====== Working data

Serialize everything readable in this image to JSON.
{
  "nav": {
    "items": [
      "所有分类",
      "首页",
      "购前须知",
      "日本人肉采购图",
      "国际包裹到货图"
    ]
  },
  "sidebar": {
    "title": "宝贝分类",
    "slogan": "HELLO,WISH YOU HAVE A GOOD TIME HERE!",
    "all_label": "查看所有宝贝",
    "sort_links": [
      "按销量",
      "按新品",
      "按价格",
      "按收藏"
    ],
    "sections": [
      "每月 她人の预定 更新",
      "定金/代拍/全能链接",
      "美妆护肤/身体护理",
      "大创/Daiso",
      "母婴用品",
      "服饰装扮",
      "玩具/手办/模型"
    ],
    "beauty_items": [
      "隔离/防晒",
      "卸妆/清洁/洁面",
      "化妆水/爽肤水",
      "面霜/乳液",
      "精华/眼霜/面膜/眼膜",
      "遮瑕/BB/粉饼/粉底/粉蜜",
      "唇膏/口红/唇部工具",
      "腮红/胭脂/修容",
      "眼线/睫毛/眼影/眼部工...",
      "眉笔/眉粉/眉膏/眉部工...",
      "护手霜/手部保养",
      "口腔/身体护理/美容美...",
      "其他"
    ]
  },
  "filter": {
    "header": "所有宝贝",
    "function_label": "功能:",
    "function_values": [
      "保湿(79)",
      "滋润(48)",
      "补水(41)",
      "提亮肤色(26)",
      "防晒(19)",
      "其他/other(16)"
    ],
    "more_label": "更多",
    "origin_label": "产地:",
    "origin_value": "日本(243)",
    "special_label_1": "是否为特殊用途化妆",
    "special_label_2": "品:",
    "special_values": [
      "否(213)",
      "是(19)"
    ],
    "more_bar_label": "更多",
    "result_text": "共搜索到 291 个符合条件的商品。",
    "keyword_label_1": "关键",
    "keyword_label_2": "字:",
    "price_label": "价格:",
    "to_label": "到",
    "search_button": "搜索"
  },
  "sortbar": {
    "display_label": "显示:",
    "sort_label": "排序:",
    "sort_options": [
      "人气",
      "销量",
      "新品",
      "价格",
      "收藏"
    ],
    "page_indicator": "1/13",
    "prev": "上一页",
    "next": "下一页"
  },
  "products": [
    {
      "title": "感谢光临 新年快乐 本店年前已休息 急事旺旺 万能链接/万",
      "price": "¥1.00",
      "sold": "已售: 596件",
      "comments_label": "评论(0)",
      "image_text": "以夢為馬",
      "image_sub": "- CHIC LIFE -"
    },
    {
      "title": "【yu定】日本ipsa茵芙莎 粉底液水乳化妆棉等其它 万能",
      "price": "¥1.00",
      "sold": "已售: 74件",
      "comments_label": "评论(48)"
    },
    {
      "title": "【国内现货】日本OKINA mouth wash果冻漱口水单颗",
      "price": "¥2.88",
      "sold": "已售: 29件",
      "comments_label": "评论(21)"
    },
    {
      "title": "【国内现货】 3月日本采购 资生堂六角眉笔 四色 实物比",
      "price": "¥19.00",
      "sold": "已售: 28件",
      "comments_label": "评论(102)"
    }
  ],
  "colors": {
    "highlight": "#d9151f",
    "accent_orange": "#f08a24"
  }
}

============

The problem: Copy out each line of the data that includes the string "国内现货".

Solution to this task:
      "title": "【国内现货】日本OKINA mouth wash果冻漱口水单颗",
      "title": "【国内现货】 3月日本采购 资生堂六角眉笔 四色 实物比",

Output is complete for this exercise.